Whatever you do, make sure you’re consistent with your email marketing. Set a regular cadence and be consistent. Don’t overwhelm yourself, but try setting a goal of one email per week or month or whatever is going to work best for you—just keep consistent. If you’re looking to get into email marketing, here are some email newsletter topics to give you inspiration.
The method behind an effective email blast or newsletter holds true for social media posting. Creating a schedule for yourself will help you meet this short-term marketing objective.
Keeping a regular presence on social media gives the impression to your followers that you’re an active business. Interacting with your followers and encouraging consumer-generated content allows you to stay relevant as well as save yourself time and money. If your followers see that you have a strong presence on social media, they’re more likely to engage with your business and become customers.
Another example of a short-term business goal is connecting and engaging with your customers. Connecting with your customers and influencing them to reciprocate can be tough, especially for a budding business. Springboard over this hurdle and encourage people to be a part of a larger conversation by using hashtags for your business.

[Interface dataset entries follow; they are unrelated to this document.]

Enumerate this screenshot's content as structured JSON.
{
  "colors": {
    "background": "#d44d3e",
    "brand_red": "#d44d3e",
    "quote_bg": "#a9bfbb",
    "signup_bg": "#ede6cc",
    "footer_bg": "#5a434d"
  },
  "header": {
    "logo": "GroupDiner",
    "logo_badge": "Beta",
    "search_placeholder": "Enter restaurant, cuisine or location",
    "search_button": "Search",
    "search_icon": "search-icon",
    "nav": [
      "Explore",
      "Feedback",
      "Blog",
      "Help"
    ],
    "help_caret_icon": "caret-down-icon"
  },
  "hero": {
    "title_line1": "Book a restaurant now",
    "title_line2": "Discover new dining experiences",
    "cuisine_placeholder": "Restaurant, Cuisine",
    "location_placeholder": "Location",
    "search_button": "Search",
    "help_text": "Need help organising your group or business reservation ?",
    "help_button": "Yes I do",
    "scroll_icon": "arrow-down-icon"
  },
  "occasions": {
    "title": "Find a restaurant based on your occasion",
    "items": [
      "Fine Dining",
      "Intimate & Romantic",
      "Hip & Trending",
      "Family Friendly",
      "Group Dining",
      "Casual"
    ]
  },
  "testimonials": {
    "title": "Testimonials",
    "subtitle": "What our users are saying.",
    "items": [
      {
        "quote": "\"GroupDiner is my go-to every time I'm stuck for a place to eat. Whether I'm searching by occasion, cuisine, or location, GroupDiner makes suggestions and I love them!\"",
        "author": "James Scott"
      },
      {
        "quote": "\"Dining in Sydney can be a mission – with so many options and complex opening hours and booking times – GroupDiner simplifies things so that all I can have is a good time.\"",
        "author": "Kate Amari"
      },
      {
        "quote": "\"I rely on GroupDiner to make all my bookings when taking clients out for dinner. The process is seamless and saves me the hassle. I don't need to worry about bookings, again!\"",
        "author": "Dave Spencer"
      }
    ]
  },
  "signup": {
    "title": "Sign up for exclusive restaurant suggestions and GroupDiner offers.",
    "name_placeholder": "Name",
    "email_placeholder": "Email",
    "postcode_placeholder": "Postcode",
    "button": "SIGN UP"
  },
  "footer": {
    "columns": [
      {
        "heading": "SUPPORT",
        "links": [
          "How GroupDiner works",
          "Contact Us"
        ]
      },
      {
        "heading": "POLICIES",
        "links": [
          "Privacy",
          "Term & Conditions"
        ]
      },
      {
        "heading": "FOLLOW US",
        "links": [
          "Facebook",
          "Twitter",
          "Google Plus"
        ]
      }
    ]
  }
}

In addition to using hashtag marketing, you should create your own business hashtag to encourage users to engage and follow along. Business hashtags are unique and a fun and easy way to get customers engaged. Creating your own hashtag makes it easy to organize and find customer photos related to your business as well.
Make it a short-term goal to create a hashtag that’s exclusive to your business as a whole and see how well it helps increase your social media following. Or, tack one onto a promotion and find out if it makes a difference in your sales. If it does, consider creating a unique hashtag for future promotions and events!
Increasing brand awareness typically falls under a long-term goal but we mention it here because there are so many small, attainable goals within this initiative. Creating awareness doesn’t take a big budget a crazy marketing—you create awareness by being consistent with small marketing efforts.
A few ways to increase brand awareness and name recognition include:
Each of these items can be added to your small business’s marketing plan as individual short-term endeavors.
This particular short-term goal pops up organically. You’re only going to promote a new product or service once you have something new to promote! This is a short-term goal that creeps up on most business owners.
If you’re thinking about launching something new, it’s important to have a clear objective in mind. That could mean selling a particular amount of the new offering within the first month of launch or hosting an event to introduce the new product to customers.
Choosing your short-term goals will not look the same for every business. When deciding which route to take, be sure to keep your long-term goals in mind. Your short-term business and marketing strategy should sync up to and support the big picture. Always keep your marketing plan in mind when planning activities otherwise you run the risk of wasting time and money. What are your short-term business and marketing goals? Let us know in the comments below!